Security Researchers Discover iPhone X Vulnerability at Tokyo Pwn2Own Hacking Contest
A pair of hackers has earned themselves $50,000 USD for hacking an iPhone X and retrieving a photo that was supposed to have been deleted from the device.
At the Pwn2Own 2018 mobile hacking competition held in Tokyo on November 13-14, hackers demonstrated that even the fully patched smartphones running the latest version of software from popular smartphone manufacturers can be hacked.
Pwn2Own, which was started in 20017, is an annual hacking contest that offers cash prizes to security researchers that are able to find and demonstrate zero-day vulnerabilities in modern hardware and software. Vendors are then provided with information of the exploits, allowing them a chance to fix the bug before it can be used by other parties.

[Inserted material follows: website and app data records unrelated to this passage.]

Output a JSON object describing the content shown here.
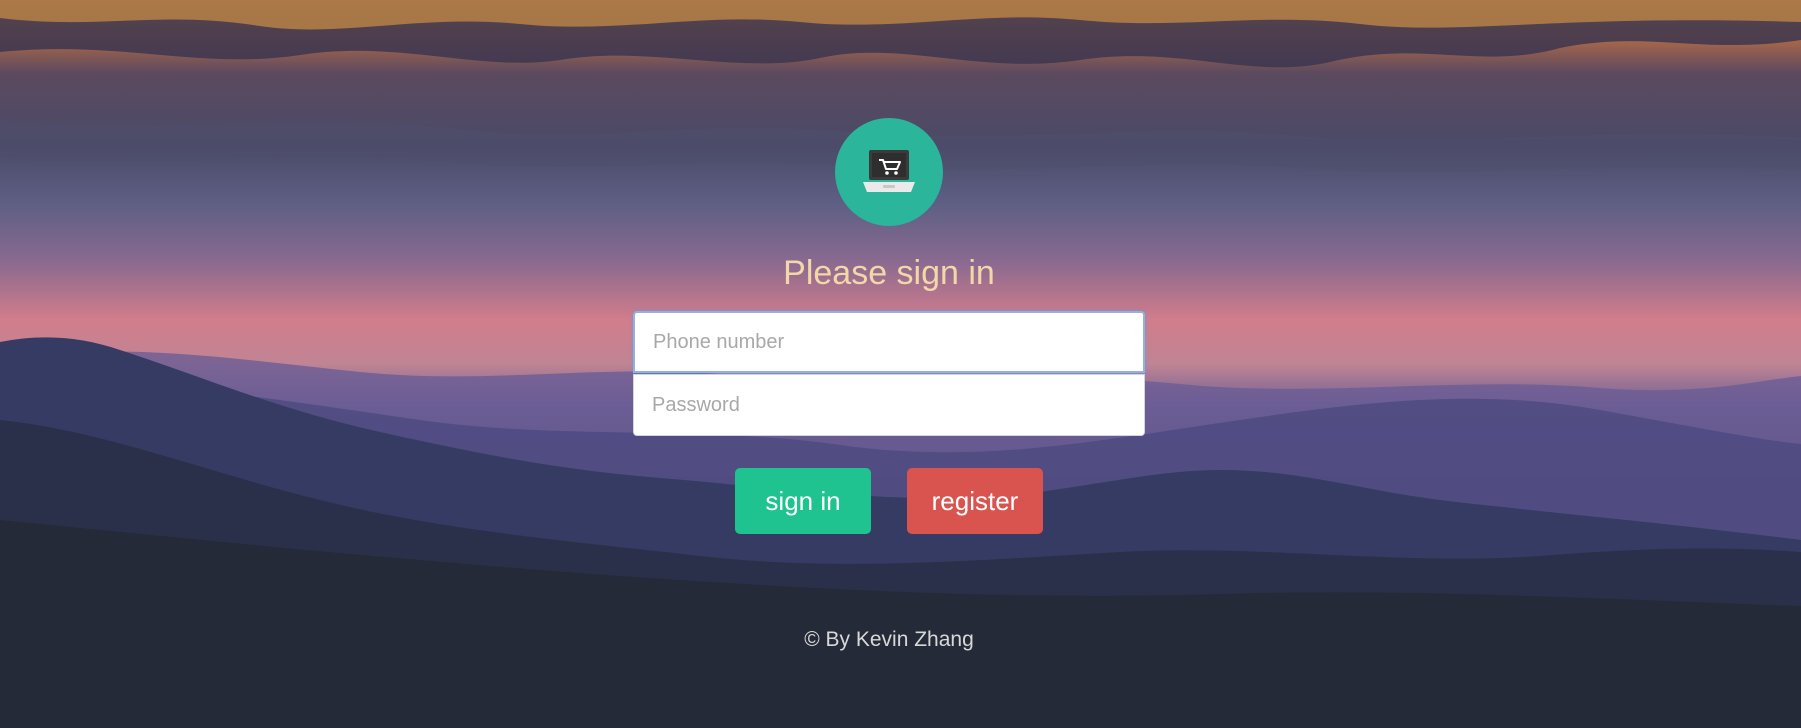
{
  "login": {
    "heading": "Please sign in",
    "phone_placeholder": "Phone number",
    "phone_value": "",
    "password_placeholder": "Password",
    "password_value": "",
    "signin_label": "sign in",
    "register_label": "register",
    "footer": "© By Kevin Zhang"
  },
  "logo": {
    "icon": "laptop-cart-icon"
  },
  "colors": {
    "logo_bg": "#2bb59a",
    "heading": "#f2d7a8",
    "signin_button": "#1fc38f",
    "register_button": "#d9534f",
    "footer_text": "#d8d8d8"
  }
}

“We use research to push the boundaries of the cybersecurity industry, helping our clients predict, protect, detect and respond to modern cyber attacks,” said Ed Parsons managing director of MWR InfoSecurity, in a press release. “Pwn2Own is a great opportunity to develop and test ourselves while helping to secure technology many of us rely on. We’re very proud of the team’s latest win and their overall track record in the competition.”
Three major flagship smartphones — iPhone X, Samsung Galaxy S9, and Xiaomi Mi6 — were among the 18 devices that successfully got hacked at the annual mobile hacking contest organized by Trend Micro’s Zero Day Initiative (ZDI), earning white hat hackers a total of $325,000 USD in reward.
Hackers Richard Zhu and Amat Cama — who go by the name moniker Fluoroacetate — managed to break into the iPhone X using a vulnerability in Safari browser, and according to new details that were shared after the event, the bug can be used to gain unauthorized access to user files.
The duo combined a just-in-time (JIT) vulnerability in the Safari web browser along with an out-of-bounds write bug for the sandbox escape and escalation to exfiltrate data from the iPhone running iOS 12.1, explains a report from The Verge.
For their demonstration, the pair chose to retrieve a photo that had recently been deleted from the target iPhone; their research earned the duo a cool $50,000 USD in prize money.
The Zero Day Initiative said that the competition resulted in 18 zero-day exploits and that the vendors whose devices were compromised have been given 90 days to patch the newly uncovered bugs. As per Pwn2Own’s rules, Apple has been informed of the exploit and is likely working on a fix that should be delivered in a future iOS update.